Over the past few years, Indians have deftly found their way around the government’s multiple attempts to ban adult-content websites, but the loopholes may now be getting plugged indirectly.

On January 3, Indian Reddit users started a thread reporting that Reliance Jio, the country’s third-largest telecom operator, with over 250 million subscribers, is blocking proxy websites, which help users circumvent internet zoning restrictions. This, in turn, raises serious questions over net neutrality, the principle that internet service providers must treat all data equally.

At least seven proxy sites were not accessible when Quartz tried to view them from a Jio connection. Many of these websites also allow users to download virtual private network software, the use of which can hide a user’s IP address even more effectively than proxies.

Some of the blocked sites on Jio are Hide.me, VPNbook, Hidester, Kproxy, Proxysite, Proxy.toolur, and Megaproxy. These were not blocked on other networks Quartz tested, including Vodafone, Airtel, Spectranet, and ACT.

The fact that proxy sites are inaccessible on Jio and not other networks might indicate that Jio is choosing to restrict access to them independent of any government order, said Apar Gupta, executive director of New Delhi-based digital rights organisation Internet Freedom Foundation. But a general lack of transparency around website blocking means it is difficult to be sure why something might be restricted, he said.

In mid-December, Internet Freedom Foundation had asked Twitter users to write in if their ISPs seemed to be blocking VPN sites, after seeing some people post about the topic.

Proxy sites and VPNs are not illegal under Indian law. In fact, their usage “needs to be considered in the larger perspective of the absence of privacy protection or data protection framework in India, as well as the wide-ranging surveillance powers which the Indian state enjoys,” said Gupta of Internet Freedom Foundation.

The state’s capacity for digital surveillance may now be wider than ever, since a notification two weeks ago authorised 10 central agencies to intercept, monitor, or decrypt any digital communications. Recent reports have also revealed that the government is seeking to propose legal amendments to the Information Technology Act that compel online intermediaries to trace “unlawful” content online.

If Jio is really blocking proxy and VPN sites, Gupta said, it would violate a core principle of network neutrality: the “duty of an ISP not to interfere with the access choices of an end user.”

But the problem, he added, is that “we are always guessing” when it comes to website blocking. “There’s a lack of transparency, where not only requests for website blocking, but any action taken thereof is considered to be confidential,” he said. “When a person does not have the ability to approach a court, getting a hearing or any kind of judicial remedy, it just makes the entire censorship process secret.”

Jio did not respond to an emailed questionnaire.

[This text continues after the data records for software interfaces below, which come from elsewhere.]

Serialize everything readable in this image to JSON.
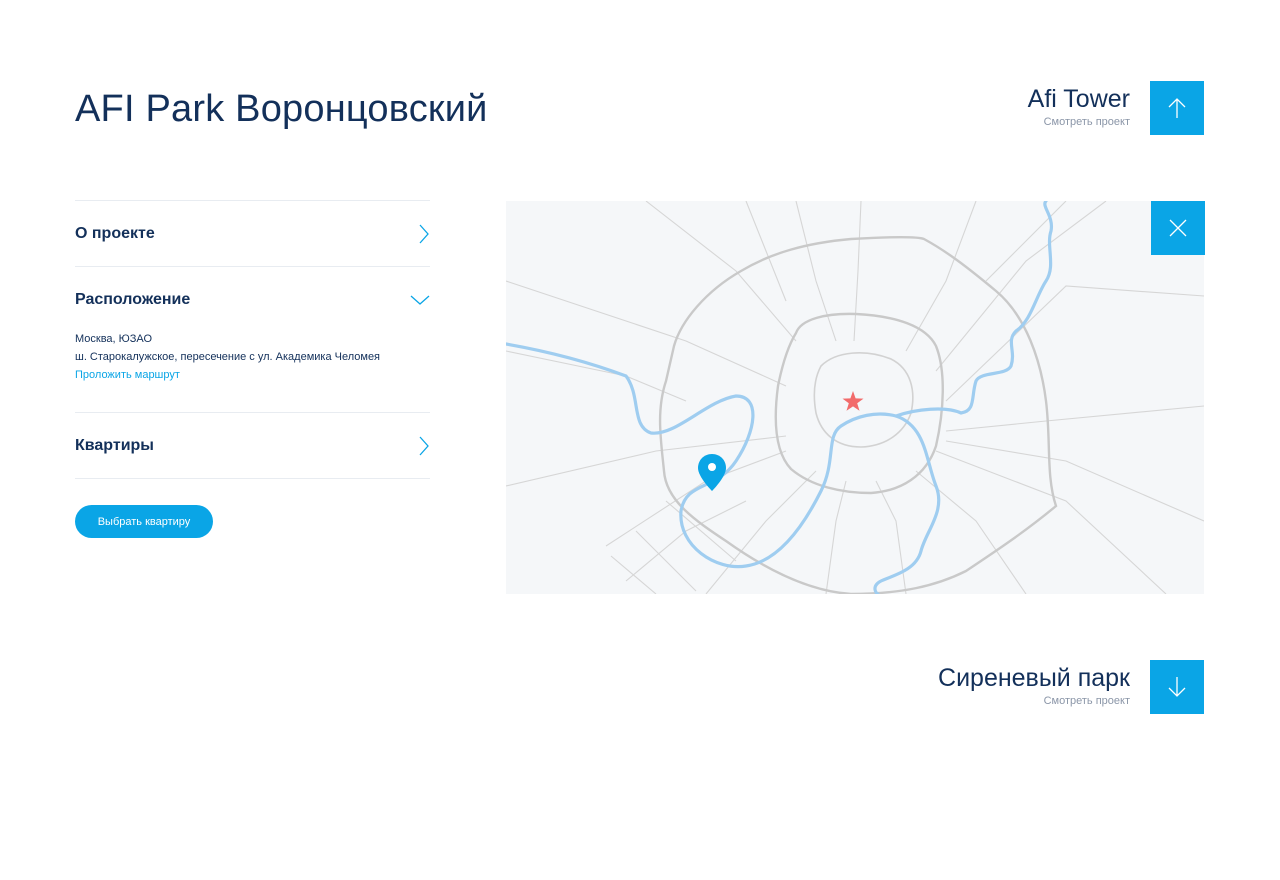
{
  "page": {
    "title": "AFI Park Воронцовский"
  },
  "nav": {
    "prev": {
      "name": "Afi Tower",
      "link": "Смотреть проект"
    },
    "next": {
      "name": "Сиреневый парк",
      "link": "Смотреть проект"
    }
  },
  "accordion": {
    "about": {
      "label": "О проекте",
      "icon": "chevron-right-icon"
    },
    "location": {
      "label": "Расположение",
      "icon": "chevron-down-icon",
      "city": "Москва, ЮЗАО",
      "address": "ш. Старокалужское, пересечение с ул. Академика Челомея",
      "route": "Проложить маршрут"
    },
    "apartments": {
      "label": "Квартиры",
      "icon": "chevron-right-icon"
    }
  },
  "cta": {
    "label": "Выбрать квартиру"
  },
  "colors": {
    "accent": "#0aa5e6",
    "text": "#13305a",
    "muted": "#8b96a8",
    "river": "#9fcdf0",
    "roads": "#cfcfcf",
    "star": "#f26b6b"
  }
}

This is not the first time that Indians have been baffled by certain websites being blocked. In 2015, an outpouring of criticism occurred when access to popular sites Github, Vimeo, Dailymotion, and Archive.org was restricted by the government for allegedly containing content related to the Islamic State. The sites were subsequently unblocked.

This article first appeared on Quartz.